Photo Courtesy: Rob Schumacher - USA Today Sports

Australian Olympic silver medalist James Magnussen appeared on Brett Hawke’s podcast to talk about his career as one of the fastest man ever in a textile suit in the 100 freestyle. He went over his early beginnings in the sport (5:00) and how he rose to be on the Australian national team at the 2010 Commonwealth Games (7:00) under coach Brent Best. Magnussen made the Commonwealth Games in the 100 freestyle by using the “walk out, run home” tactic at the Trials (12:00).

Magnussen went over his 2011 world title and how he rapidly improved from third at the 2010 Australian Trials to gold medalist at the 2011 Worlds, including fully dedicating himself to being a professional swimmer (17:50), and using disappointment to fuel himself to be on Australia’s Worlds relays (21:30).

Magnussen shared some specific sets he did (26:50) to perfect his 100 freestyle back 50, and why he limited the number of training sessions per week (30:30). He won the World title at age 20 (36:00), and also led off Australia’s gold medal winning 4×100 freestyle relay team with a 47.4 to stamp himself as a contender in the 100 freestyle (38:30).

James Magnussen followed that up with a 47.10 at the 2012 Olympic Trials (43:00), although he didn’t feel good in the warm-up before the race, but still knew he was going to swim fast. Although Magnussen was the top swimmer in the world leading into the 2012 Olympics, he had a disappointing showing in London (50:00) with a fourth place in the 4×100 freestyle relay and silver medal in the 100 freestyle, getting beat by Nathan Adrian by 0.01. Magnussen went over what went wrong in the lead-up to the Olympics, believing he didn’t race as much as he should have before the Games, and how he felt overwhelmed from all the hype.

Magnussen talked about the disappointment of the silver medal in the 100 freestyle (58:00), but how it ultimately was good for him to get touched out at the finish. The next year, he said he felt even more pressure to try and win the 100 freestyle at the 2013 World Championships (1:15:00), which he ultimately won over his arch rival Adrian.

Magnussen offered his prediction for the 100 freestyle with the impending matchup between American Caeleb Dressel and Australian Kyle Chalmers (1:21:45) and if Cesar Cielo’s world record in the 100 free can be broken.
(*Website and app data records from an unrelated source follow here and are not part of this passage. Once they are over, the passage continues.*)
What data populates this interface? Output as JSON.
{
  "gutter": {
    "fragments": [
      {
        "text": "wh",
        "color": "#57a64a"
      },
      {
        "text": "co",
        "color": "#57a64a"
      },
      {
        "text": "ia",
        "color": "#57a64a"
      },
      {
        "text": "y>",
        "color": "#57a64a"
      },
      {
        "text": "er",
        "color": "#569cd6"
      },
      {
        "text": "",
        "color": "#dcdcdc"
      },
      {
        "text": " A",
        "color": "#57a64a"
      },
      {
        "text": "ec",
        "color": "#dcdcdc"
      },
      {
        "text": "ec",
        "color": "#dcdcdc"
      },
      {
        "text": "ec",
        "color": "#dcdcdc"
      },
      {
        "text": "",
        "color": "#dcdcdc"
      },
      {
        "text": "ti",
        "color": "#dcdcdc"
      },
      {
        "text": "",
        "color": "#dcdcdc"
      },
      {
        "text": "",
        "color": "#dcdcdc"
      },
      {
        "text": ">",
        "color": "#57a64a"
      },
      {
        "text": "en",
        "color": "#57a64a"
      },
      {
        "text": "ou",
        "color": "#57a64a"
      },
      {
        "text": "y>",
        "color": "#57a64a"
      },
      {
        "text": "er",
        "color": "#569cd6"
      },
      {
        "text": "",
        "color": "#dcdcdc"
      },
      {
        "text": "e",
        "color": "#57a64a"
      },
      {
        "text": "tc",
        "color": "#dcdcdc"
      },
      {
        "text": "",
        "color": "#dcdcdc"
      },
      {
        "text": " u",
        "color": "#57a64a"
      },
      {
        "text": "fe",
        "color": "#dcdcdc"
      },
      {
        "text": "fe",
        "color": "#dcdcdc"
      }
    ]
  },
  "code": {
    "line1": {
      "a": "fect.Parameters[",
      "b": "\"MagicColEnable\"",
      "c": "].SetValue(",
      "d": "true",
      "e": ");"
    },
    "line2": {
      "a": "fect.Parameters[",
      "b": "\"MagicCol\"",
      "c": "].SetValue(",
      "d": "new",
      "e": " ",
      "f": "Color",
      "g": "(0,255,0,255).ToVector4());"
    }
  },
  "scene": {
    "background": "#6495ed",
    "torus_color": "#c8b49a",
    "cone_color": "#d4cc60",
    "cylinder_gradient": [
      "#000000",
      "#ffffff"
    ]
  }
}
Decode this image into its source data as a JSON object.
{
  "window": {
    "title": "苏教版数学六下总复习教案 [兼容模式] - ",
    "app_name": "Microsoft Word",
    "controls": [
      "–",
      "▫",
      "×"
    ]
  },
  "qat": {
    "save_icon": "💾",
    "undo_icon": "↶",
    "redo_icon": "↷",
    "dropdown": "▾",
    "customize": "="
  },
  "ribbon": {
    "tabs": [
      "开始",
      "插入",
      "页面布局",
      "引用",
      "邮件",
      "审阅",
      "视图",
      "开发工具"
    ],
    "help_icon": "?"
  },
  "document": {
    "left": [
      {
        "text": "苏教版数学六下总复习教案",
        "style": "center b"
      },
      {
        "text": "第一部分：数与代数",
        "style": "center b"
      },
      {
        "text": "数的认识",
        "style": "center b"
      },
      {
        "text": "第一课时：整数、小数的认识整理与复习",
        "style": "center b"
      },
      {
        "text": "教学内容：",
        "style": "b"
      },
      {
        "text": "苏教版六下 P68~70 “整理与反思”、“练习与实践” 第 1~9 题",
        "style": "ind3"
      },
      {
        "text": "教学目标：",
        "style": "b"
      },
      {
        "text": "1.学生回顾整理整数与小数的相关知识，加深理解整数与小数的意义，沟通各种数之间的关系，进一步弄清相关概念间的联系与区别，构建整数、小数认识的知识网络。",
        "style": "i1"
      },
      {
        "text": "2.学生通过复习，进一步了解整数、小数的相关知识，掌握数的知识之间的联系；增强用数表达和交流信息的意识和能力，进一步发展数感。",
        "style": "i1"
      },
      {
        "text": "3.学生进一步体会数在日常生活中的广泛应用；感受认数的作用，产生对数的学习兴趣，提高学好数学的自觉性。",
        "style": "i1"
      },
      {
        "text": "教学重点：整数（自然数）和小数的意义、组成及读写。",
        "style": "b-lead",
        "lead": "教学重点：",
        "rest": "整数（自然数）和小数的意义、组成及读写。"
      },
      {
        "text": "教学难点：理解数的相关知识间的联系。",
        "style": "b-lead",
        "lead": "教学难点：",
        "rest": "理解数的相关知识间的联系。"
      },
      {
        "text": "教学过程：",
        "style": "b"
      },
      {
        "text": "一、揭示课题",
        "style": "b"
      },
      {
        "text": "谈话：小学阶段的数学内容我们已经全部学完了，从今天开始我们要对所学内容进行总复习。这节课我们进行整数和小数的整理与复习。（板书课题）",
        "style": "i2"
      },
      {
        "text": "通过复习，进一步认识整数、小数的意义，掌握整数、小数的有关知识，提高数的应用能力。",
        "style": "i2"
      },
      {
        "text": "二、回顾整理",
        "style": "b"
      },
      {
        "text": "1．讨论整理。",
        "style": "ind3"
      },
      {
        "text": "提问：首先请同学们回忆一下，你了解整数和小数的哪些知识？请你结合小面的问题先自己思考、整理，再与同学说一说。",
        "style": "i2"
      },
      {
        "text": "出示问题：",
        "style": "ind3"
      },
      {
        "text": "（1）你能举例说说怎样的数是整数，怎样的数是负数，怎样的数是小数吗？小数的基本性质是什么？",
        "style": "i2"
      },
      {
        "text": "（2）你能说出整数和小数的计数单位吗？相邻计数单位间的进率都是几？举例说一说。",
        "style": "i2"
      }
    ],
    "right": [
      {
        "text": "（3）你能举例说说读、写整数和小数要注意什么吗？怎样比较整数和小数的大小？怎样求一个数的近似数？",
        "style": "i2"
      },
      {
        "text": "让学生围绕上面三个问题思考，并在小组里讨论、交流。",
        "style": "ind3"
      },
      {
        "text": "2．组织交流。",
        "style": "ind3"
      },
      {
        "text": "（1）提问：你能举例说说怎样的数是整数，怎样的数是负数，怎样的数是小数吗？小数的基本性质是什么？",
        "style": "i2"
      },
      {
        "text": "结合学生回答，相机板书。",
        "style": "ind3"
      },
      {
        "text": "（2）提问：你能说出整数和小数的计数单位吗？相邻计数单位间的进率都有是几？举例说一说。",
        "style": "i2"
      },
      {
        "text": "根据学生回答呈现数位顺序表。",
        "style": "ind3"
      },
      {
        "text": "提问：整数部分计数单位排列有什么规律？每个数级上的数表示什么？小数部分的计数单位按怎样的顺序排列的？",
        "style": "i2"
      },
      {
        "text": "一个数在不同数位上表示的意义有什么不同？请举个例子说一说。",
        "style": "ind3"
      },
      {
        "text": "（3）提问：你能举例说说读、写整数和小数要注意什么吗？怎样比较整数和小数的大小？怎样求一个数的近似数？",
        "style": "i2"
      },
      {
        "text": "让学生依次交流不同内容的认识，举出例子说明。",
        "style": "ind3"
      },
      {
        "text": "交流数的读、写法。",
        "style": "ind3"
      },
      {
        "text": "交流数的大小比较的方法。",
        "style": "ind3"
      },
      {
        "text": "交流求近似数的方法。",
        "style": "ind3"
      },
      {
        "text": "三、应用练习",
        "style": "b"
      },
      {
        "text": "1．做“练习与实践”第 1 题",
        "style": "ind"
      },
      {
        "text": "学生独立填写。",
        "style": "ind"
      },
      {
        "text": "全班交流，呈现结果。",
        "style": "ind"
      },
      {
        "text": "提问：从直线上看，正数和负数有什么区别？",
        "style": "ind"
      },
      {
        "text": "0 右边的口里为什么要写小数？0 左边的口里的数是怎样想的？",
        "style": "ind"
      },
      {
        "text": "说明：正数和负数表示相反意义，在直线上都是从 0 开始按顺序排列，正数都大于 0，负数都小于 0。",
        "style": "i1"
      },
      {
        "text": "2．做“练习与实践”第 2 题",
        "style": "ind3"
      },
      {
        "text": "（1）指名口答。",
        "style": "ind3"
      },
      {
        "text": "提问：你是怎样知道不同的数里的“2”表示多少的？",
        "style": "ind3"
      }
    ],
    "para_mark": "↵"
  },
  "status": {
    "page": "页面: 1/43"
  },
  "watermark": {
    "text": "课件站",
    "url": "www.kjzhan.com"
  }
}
James Magnussen has won three Olympic medals in his career, including a silver in the 100 freestyle in 2012. He also won a bronze in London in the 4×100 medley relay and a bronze in the 4×100 free relay four years later in 2016. He was also a two-time world champion in the 100 freestyle in 2011 and 2013. He retired from swimming in June 2019.